[Items from an interface collection]
=== Section Start ===
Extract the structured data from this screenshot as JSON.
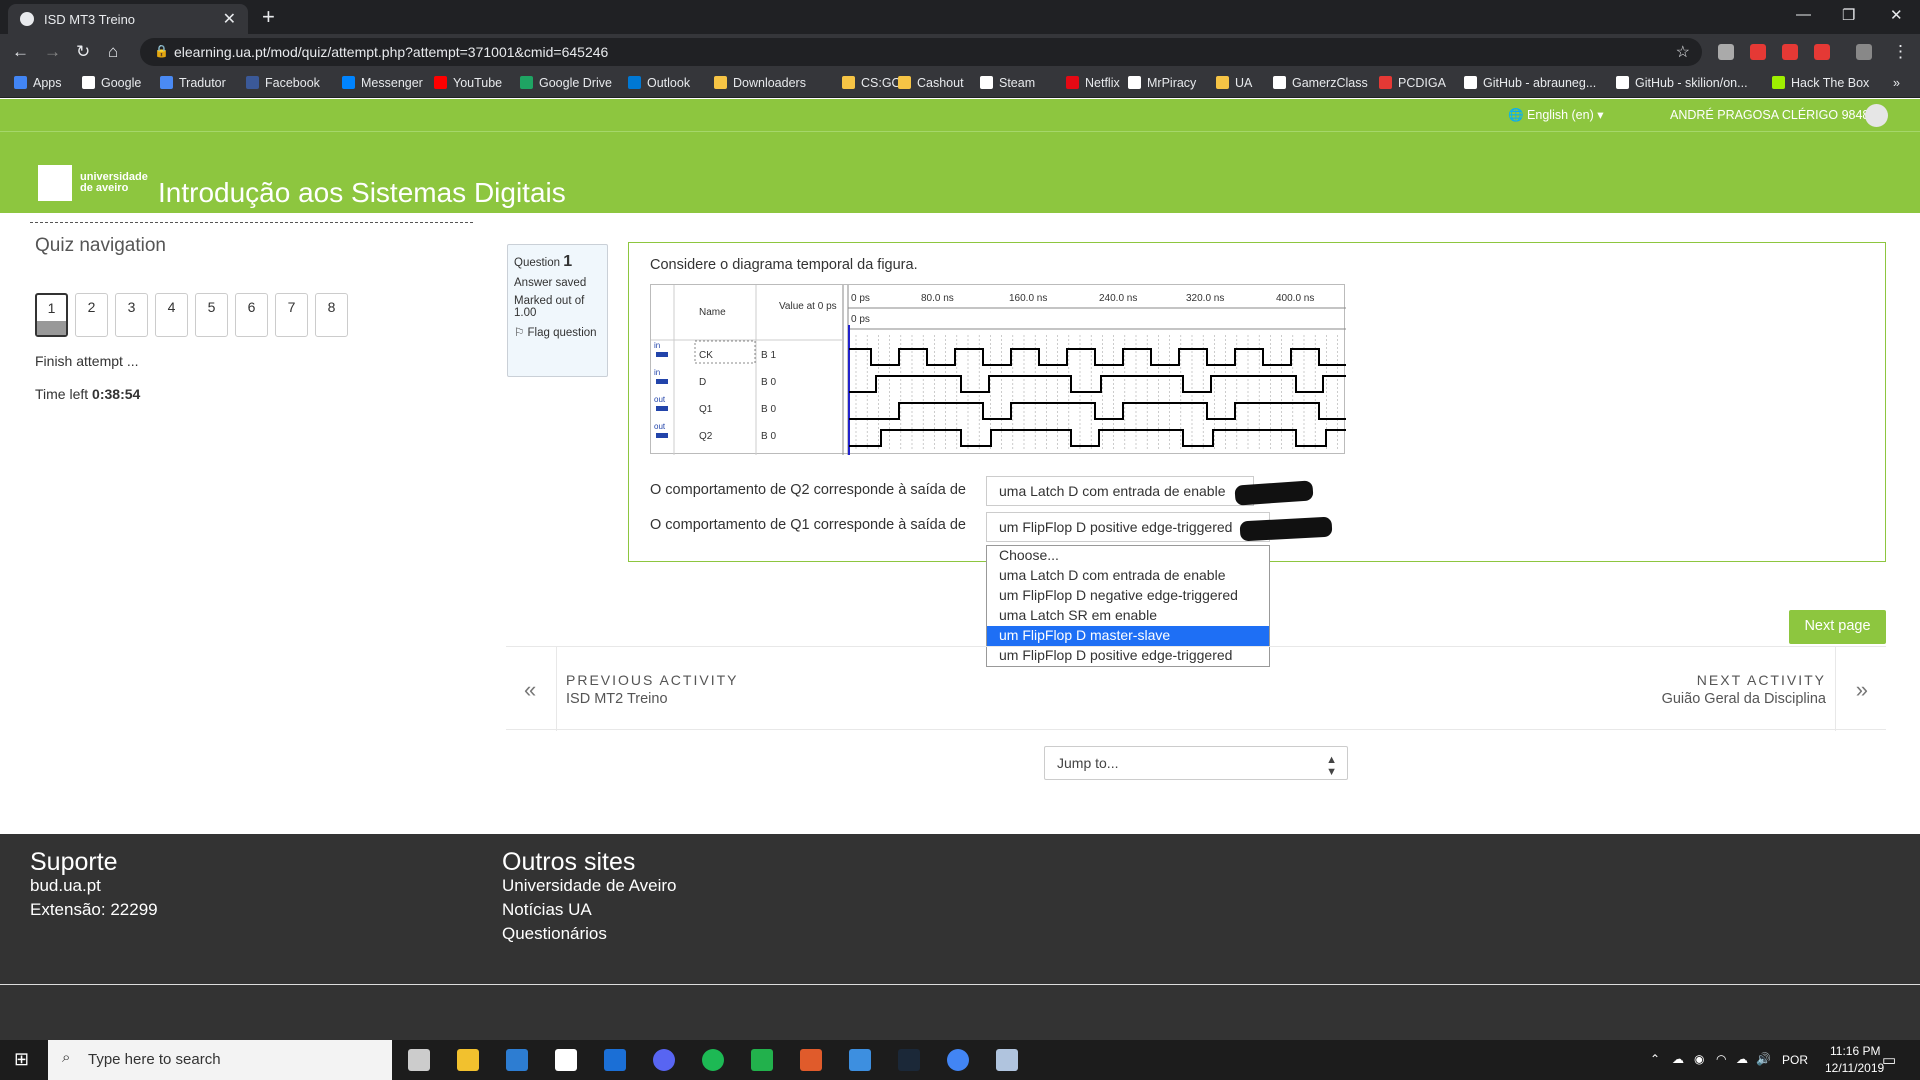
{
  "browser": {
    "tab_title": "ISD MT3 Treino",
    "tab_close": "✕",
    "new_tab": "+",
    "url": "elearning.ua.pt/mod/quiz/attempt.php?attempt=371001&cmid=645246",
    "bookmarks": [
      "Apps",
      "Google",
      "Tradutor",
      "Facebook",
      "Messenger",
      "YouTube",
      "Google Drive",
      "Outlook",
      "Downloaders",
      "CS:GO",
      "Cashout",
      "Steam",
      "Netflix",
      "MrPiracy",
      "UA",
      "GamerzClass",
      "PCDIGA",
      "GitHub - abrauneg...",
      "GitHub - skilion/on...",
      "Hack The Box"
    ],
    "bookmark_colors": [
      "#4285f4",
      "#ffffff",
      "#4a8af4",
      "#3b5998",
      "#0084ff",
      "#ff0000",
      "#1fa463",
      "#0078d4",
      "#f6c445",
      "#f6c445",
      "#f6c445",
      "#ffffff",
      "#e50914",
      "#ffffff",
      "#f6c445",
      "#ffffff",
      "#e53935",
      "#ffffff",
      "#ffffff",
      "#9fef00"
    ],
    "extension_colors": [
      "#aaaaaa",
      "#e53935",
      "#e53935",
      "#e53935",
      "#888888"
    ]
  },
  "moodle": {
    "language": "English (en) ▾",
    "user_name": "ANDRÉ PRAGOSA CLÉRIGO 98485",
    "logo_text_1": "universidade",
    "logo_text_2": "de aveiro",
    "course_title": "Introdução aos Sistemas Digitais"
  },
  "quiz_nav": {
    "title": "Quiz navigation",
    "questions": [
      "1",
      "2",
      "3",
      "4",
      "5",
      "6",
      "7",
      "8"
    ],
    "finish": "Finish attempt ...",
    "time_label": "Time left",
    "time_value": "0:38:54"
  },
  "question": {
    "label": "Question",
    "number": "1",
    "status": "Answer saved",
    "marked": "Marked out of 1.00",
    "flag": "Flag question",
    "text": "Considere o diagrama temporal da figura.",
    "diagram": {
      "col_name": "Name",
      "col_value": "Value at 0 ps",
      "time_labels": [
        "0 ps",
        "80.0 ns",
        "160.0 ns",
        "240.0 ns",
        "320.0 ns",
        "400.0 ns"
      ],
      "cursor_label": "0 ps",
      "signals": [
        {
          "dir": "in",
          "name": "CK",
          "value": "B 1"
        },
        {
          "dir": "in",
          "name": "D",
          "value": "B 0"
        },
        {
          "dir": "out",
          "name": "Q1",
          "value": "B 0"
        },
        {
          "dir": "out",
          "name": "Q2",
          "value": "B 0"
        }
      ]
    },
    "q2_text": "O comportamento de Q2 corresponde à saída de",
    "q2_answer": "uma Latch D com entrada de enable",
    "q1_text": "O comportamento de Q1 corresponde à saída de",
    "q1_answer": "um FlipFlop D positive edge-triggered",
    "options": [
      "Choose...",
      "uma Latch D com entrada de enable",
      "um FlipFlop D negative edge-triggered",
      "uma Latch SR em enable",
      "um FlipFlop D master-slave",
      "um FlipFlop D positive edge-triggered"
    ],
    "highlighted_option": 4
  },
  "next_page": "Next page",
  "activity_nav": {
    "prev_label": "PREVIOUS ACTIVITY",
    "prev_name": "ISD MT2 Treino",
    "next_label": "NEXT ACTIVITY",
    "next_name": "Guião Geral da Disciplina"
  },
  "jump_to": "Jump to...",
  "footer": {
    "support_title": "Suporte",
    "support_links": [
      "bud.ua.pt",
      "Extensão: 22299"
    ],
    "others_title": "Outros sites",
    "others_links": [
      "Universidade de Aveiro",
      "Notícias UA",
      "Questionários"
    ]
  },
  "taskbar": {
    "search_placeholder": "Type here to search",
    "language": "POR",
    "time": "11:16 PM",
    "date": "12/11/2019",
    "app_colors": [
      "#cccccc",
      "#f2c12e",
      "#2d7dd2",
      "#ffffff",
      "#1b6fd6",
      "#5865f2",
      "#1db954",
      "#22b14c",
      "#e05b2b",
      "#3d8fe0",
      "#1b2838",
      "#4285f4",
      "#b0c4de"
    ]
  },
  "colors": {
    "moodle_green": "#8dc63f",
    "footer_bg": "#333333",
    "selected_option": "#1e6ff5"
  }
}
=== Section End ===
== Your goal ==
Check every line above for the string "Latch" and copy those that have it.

== Answer to the exercise ==
    "q2_answer": "uma Latch D com entrada de enable",
      "uma Latch D com entrada de enable",
      "uma Latch SR em enable",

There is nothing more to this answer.